Ellis Washington’s second essay he wrote 30 years ago after becoming a Reagan conservative. What provoked him to write these essays was his vexation at the low level of intellectual rigor of his college newspaper.
What provoked me to write these essays was my vexation at the low level of intellectual rigor of our school newspaper. I grew weary of knowing what the sororities and fraternities did at their parties, who won the football, basketball and baseball games, or what girl would become homecoming queen. I wanted to read something substantive, something intellectually compelling, something that could improve the character, enlighten the mind, yea … even help fulfill the destiny of the reader! As I mused on this and the paradigm shift I was compelled to make during Christmas break 1982, I thought: why not write something myself?
My second published opus
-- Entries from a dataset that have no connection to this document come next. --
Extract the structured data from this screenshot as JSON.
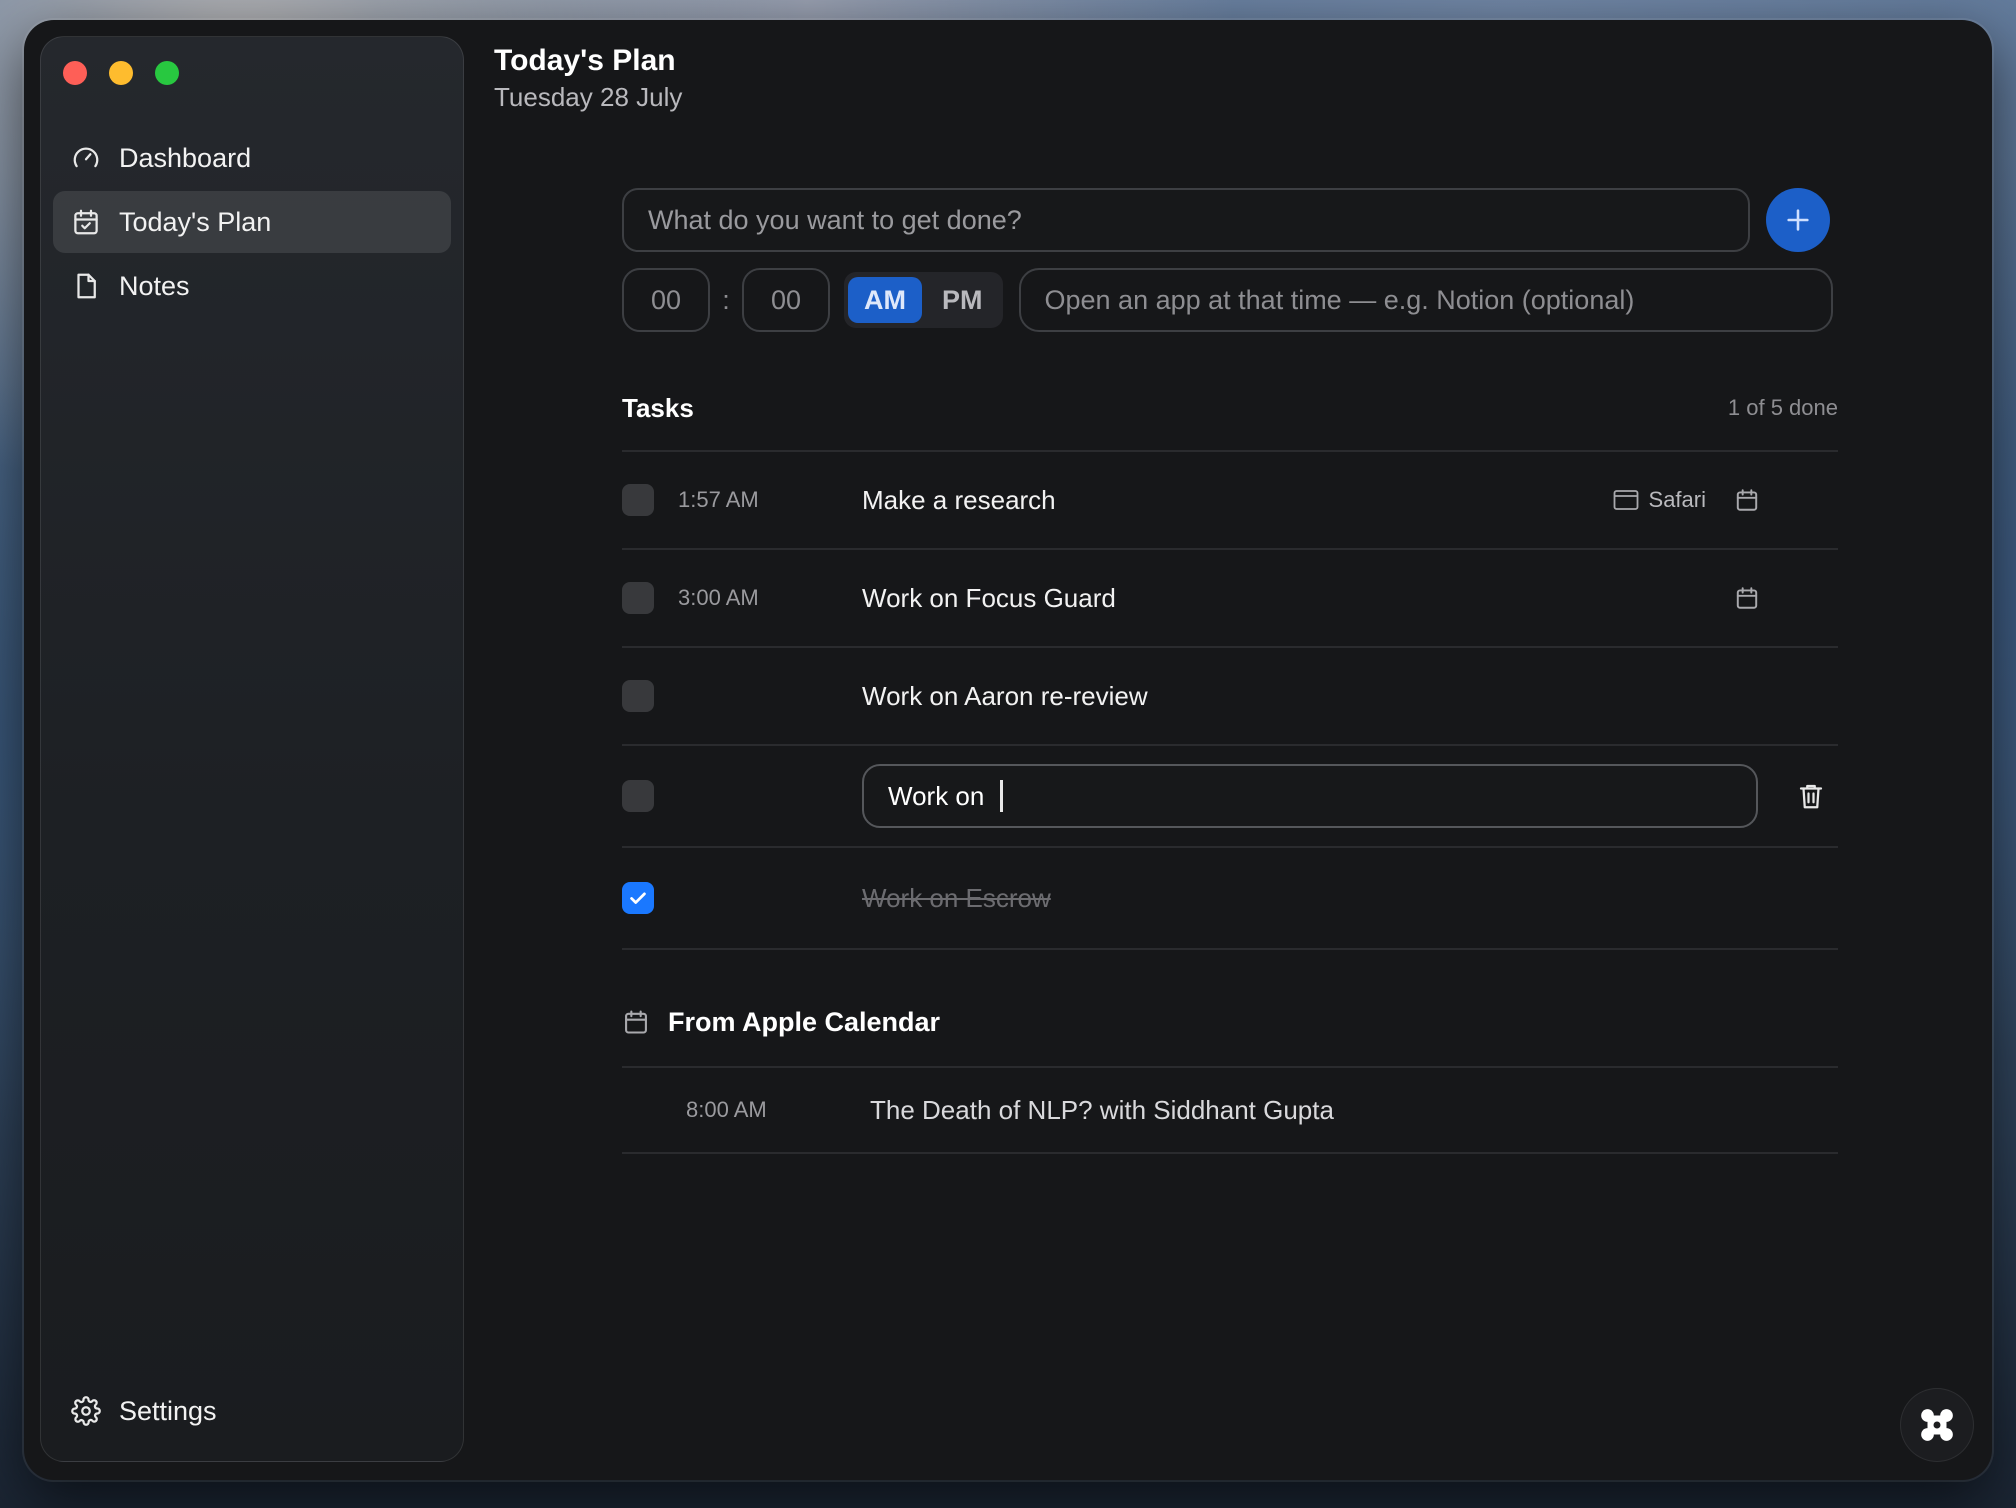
{
  "sidebar": {
    "items": [
      {
        "label": "Dashboard",
        "icon": "gauge-icon"
      },
      {
        "label": "Today's Plan",
        "icon": "calendar-check-icon",
        "active": true
      },
      {
        "label": "Notes",
        "icon": "document-icon"
      }
    ],
    "settings_label": "Settings"
  },
  "header": {
    "title": "Today's Plan",
    "date": "Tuesday 28 July"
  },
  "new_task": {
    "placeholder": "What do you want to get done?",
    "hour_placeholder": "00",
    "minute_placeholder": "00",
    "separator": ":",
    "am_label": "AM",
    "pm_label": "PM",
    "selected_period": "AM",
    "app_placeholder": "Open an app at that time — e.g. Notion (optional)"
  },
  "tasks": {
    "title": "Tasks",
    "count_label": "1 of 5 done",
    "items": [
      {
        "time": "1:57 AM",
        "text": "Make a research",
        "app": "Safari",
        "done": false
      },
      {
        "time": "3:00 AM",
        "text": "Work on Focus Guard",
        "done": false
      },
      {
        "text": "Work on Aaron re-review",
        "done": false
      },
      {
        "editing_value": "Work on ",
        "done": false
      },
      {
        "text": "Work on Escrow",
        "done": true
      }
    ]
  },
  "calendar": {
    "title": "From Apple Calendar",
    "events": [
      {
        "time": "8:00 AM",
        "title": "The Death of NLP? with Siddhant Gupta"
      }
    ]
  },
  "colors": {
    "accent": "#1c5fc8",
    "checkbox_checked": "#1a78ff",
    "window_bg": "#161719"
  }
}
Students Should Maintain Beliefs DePauw University (February 1983)
Our dialectical philosophy abolishes all the notions of absolute and definitive truth.
– Frederick Engels, “Eulogy to Karl Marx”
Since I entered the realm of higher education I have found myself overwhelmingly bombarded by a plethora of historical, educational, philosophical, sociological, psychological, religious, economic and political theories. I am having trouble assimilating these in conjunction with my own personal beliefs that were instilled in me by my parents.
My main concern deals with the origin of these various philosophies and theories and how they have permeated our educational system. Unless rectified, these veritable mind manipulators will obliterate all conceptions of reality, structure, form and morality from education.
Frederick Engels, in his eulogy to Kark Marx, said, “Our dialectical philosophy abolishes all the notions of absolute and definitive truth.” This quote is my focus in a nutshell.
It is imperative that we understand the present situation that our own educational system is in and how it got there. The following men were the primary originators and developers of the type of educational dogma expressed today throughout Europe and America: Immanuel Kant (1724-1804) was an 18th century German philosopher. He never traveled more than 69 miles from his native Prussia, yet his philosophies are literally worshiped by our institutions of higher learning today.
Before Kantian philosophy, there was classical philosophy, which thought in terms of cause and effect. This means that if A is true then non-A cannot be true. Values were absolute.
George Hegel (1770-1831), “philosophical dictator of Germany,” took the ideas of Kant and expounded upon them in a more intellectually structured manner. Hegel glorified the state. He believed that one fact or idea (thesis) working against another fact (anti-thesis) would produce a new fact (synthesis). This [dialectical] philosophy was the basis of communism, the political and economic ideas of Karl Marx, and the National Socialism of Adolf Hitler.
Søren Kierkegaard (1813-55), the father of contemporary existentialism, believed that a man comes to a point in life where truth and life have no concrete purpose. To find [meaning and] purpose man has to invent some type of religion to govern himself. This philosophical thought was a very detrimental blow to the foundations of our initial American educational system that is based on the Judeo-Christian structure.
Karl Marx, together with Engels, formulated goals through their brainchild of communism to abolish private property; centralize all power in the hands of the state; and control the world.
Cleon Skousen, in his book, “The Naked Communist,” stated that, “the communist intellectual believes that everything in existence came about as a result of ceaseless motion among the forces of nature. Everything is a product of an accumulated accident. There is no design. There is no law. There is no God. There is only matter and force in nature.” Not only is this Darwinism in its purest form, but it is a typical manifestation of contemporary college intellectualism which is so gloriously prostituted throughout campuses nationwide.
This philosophy of “relative thinking” has found a very congenial home in the higher educational systems of Europe and America. It’s really ironic that the more “educated” people become, the more they reject absolutes of God, truth, and morals. Even those who had a true faith in Jesus Christ found their beliefs overtly attacked in college.
It is my expressed intention that the viewpoint exhibited in this article will be of interest to the campus as a whole, but especially to those whose views toward their faith in general is seriously questioned. May you find a more secure foundation in which to meet this opposition effectually.